ROBIN DANAR Altered States (Shanachie)
Robin Danar is a producer, affiliated with Los Angeles radio station KCRW, who describes this release as “a movie soundtrack album without a movie”. Given that Barry Adamson (of, variously, Magazine, Visage and Nick Cave’s Bad Seeds) has already done just that on his solo debut “Moss Side Story”, perhaps Danar’s thinking more of a movie soundtrack album in the post-“Pulp Fiction” sense of the term, wherein a bunch of pop culture references get smoothied up in an attempt to spike a film with a sufficient quantity of demographic-spanning touchstones (Urge Overkill covering Neil Diamond, yes?). Irrespective of its creator’s intentions, to me “Altered States” comes off more like a lumpy, low-budget garage band This Mortal Coil.
For too much of its duration, “Altered States” is suffocated by its own uningratiating eccentricity, scuppered by ideas that really don’t come off - Lisa Loeb covering The Damned, for example, or Jim Bianco, instructed to sing in the persona of a war veteran, doing the unthinkable in utterly flattening Talking Heads’ “Life During Wartime”.

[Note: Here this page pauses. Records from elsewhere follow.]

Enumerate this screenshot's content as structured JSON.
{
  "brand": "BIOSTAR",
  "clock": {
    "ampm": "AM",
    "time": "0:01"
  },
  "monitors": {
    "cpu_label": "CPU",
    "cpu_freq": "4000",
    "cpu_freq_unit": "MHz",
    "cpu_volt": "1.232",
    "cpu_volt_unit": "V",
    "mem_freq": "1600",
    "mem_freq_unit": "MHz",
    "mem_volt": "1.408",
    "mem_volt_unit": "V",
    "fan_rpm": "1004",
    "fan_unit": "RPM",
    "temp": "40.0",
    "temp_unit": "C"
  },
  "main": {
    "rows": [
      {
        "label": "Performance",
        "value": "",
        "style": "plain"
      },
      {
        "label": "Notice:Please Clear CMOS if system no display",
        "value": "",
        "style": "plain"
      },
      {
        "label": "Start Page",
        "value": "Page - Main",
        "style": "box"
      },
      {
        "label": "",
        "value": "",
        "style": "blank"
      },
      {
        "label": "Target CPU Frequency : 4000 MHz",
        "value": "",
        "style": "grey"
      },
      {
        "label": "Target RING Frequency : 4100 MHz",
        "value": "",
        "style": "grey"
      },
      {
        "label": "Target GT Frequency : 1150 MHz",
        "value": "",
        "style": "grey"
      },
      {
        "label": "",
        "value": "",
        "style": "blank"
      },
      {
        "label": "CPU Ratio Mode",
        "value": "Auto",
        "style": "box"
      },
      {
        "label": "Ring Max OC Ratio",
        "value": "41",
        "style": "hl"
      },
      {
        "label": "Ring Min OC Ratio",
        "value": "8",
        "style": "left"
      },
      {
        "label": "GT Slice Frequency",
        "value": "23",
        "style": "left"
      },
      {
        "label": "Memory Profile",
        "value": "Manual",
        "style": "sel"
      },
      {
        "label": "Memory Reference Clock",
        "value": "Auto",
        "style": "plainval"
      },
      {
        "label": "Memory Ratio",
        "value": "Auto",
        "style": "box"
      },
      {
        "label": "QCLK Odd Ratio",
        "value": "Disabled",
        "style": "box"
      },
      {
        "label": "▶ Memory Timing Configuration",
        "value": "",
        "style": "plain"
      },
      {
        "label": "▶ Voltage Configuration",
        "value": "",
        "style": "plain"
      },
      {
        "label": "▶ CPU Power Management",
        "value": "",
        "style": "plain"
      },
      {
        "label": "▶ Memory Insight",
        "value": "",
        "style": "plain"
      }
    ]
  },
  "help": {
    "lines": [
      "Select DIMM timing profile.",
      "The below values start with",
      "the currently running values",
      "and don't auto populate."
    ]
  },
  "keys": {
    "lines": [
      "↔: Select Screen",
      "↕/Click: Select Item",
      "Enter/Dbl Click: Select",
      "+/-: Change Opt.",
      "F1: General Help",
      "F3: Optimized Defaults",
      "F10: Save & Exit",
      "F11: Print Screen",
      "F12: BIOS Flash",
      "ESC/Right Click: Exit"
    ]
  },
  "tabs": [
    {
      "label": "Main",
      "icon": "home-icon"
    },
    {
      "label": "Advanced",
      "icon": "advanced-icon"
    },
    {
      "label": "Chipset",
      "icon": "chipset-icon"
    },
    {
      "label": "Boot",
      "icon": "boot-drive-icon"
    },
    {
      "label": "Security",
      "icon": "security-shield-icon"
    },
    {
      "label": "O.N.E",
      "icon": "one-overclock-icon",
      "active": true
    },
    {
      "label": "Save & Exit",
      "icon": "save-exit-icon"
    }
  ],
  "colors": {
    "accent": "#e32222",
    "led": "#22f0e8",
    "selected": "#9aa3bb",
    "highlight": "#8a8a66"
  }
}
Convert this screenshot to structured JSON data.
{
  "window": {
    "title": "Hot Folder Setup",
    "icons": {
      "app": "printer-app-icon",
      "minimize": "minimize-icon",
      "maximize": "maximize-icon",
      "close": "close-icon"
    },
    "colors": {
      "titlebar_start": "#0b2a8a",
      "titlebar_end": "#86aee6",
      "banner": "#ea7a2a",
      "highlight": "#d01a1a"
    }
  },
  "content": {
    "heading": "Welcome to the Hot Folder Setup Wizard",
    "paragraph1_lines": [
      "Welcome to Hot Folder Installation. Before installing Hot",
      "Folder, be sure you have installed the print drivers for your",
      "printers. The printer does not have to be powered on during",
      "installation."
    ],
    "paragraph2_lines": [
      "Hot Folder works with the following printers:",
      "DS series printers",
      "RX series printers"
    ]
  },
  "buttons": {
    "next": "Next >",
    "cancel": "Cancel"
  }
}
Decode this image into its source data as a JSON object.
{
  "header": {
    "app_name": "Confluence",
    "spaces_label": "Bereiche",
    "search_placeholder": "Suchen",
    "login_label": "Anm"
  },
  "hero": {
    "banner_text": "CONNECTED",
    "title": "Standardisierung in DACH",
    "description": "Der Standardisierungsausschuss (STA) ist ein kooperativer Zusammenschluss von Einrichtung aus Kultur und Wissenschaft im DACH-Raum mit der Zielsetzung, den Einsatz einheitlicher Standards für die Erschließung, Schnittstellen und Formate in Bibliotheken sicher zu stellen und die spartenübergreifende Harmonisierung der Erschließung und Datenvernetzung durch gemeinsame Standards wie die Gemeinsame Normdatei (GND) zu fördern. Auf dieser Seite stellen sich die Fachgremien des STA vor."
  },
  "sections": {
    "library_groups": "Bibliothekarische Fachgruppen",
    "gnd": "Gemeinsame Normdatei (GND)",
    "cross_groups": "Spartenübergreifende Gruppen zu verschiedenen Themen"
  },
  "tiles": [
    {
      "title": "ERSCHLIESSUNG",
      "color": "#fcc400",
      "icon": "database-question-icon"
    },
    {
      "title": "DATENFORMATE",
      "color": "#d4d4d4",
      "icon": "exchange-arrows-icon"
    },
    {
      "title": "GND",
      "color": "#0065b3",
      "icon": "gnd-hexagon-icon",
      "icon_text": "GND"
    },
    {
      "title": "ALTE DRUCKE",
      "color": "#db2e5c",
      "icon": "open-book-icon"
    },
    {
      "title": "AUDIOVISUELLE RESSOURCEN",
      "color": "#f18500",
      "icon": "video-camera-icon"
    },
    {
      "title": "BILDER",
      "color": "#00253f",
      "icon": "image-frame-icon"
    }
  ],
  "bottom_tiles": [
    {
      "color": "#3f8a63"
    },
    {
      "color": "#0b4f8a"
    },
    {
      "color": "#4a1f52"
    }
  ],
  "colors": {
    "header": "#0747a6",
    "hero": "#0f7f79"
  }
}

Nevertheless, Danar throws so much wackiness at the wall that, almost inevitably, some of it actually sticks. My reason for purchasing this disc was the inclusion of a Paul Buchanan cover of the Pretenders’ “Message Of Love”. Danar refashions it as a so-so 4/4 stomp, but as soon as Paul starts to sing it’s lifted from mediocre to magical. It’s immediately outshone, however, by Quincy Coleman’s utterly divine performance of the Floyd’s “Fearless” in an Andrews Sisters stylee, and in not dissimilar territory Minibar’s barbershop quartet version of Morrissey’s “First Of The Gang To Die” easily outpaces any cruel Flying Pickets comparisons. Also quite delightful is Julian (son of Larry) Coryell’s Latin-inflected remake of “Don’t Stop ‘Til You Get Enough”.
So, it’s a mixed grab-bag of the semi-famous and the almost good – other names you might half-recognise include Pete Yorn, Gary Jules, Sterling Campbell (Duran Duran, Soul Asylum), Eric Schermerhorn (Tin Machine, The The) and Marty Willson-Piper (The Church). It’s unlikely to interest anybody who doesn’t harbour an overriding obsession with one of its contributors, but at its best it’s more entertaining than it could so easily have been.